# DIRECTIONS FOR THIS TASK
From the listing below, return each line that includes "icon".
══════════════════════════════
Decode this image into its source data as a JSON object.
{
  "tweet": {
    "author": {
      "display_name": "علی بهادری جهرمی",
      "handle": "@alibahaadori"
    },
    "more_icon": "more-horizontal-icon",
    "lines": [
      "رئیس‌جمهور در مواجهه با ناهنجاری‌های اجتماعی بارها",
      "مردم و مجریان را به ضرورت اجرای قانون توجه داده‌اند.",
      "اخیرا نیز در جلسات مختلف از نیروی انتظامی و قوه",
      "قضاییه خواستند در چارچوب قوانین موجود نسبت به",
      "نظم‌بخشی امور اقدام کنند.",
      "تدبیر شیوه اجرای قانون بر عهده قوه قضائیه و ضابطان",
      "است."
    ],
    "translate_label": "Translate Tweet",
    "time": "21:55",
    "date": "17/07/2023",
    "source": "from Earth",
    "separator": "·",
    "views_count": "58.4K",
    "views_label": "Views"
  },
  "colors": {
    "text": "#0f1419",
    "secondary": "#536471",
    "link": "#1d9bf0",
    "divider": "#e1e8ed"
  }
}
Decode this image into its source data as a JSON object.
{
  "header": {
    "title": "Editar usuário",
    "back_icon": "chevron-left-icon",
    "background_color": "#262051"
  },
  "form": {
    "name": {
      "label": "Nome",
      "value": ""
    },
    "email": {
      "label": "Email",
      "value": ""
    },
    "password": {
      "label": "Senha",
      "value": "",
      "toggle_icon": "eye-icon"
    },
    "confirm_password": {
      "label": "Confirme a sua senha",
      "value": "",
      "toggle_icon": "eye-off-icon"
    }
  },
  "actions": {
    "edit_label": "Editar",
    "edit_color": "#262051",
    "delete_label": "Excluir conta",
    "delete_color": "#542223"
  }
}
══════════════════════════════
# RESPONSE FOR THIS EXERCISE
    "more_icon": "more-horizontal-icon",
    "back_icon": "chevron-left-icon",
      "toggle_icon": "eye-icon"
      "toggle_icon": "eye-off-icon"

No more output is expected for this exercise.